> **Exercise instructions**: Check every line of the material below for "JSON". Give the number of lines that have it, and only that.

◇ ◇ ◇ ◇ ◇ ◇ ◇

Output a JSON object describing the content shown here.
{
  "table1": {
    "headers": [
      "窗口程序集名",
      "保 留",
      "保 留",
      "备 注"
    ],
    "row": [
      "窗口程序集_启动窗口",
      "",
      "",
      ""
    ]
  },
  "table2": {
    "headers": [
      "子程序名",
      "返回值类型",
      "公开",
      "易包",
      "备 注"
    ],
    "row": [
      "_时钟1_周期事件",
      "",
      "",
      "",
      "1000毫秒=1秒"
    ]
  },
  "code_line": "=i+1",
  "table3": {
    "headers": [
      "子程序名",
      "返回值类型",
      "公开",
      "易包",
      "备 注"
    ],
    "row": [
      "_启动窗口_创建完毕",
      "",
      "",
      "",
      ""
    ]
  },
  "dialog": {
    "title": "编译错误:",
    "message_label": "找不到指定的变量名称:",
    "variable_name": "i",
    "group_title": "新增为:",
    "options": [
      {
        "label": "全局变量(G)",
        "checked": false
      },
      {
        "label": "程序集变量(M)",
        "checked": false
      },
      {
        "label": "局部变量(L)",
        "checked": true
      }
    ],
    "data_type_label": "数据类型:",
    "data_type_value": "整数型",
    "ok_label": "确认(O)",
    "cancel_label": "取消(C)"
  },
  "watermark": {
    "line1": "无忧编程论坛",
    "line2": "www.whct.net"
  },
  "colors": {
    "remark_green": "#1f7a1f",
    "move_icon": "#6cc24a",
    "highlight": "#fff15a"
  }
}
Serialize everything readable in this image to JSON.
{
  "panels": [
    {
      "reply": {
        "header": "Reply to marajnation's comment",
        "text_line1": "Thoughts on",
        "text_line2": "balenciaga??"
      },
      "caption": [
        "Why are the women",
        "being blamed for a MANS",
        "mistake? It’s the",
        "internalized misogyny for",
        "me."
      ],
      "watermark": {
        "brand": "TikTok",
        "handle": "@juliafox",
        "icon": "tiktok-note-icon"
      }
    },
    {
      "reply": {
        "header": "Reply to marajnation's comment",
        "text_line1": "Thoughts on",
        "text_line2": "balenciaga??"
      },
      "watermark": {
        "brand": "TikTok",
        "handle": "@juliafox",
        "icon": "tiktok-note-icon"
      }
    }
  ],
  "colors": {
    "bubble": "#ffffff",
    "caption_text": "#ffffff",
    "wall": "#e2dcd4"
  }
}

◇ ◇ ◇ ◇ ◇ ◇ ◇

> **Written solution**: 2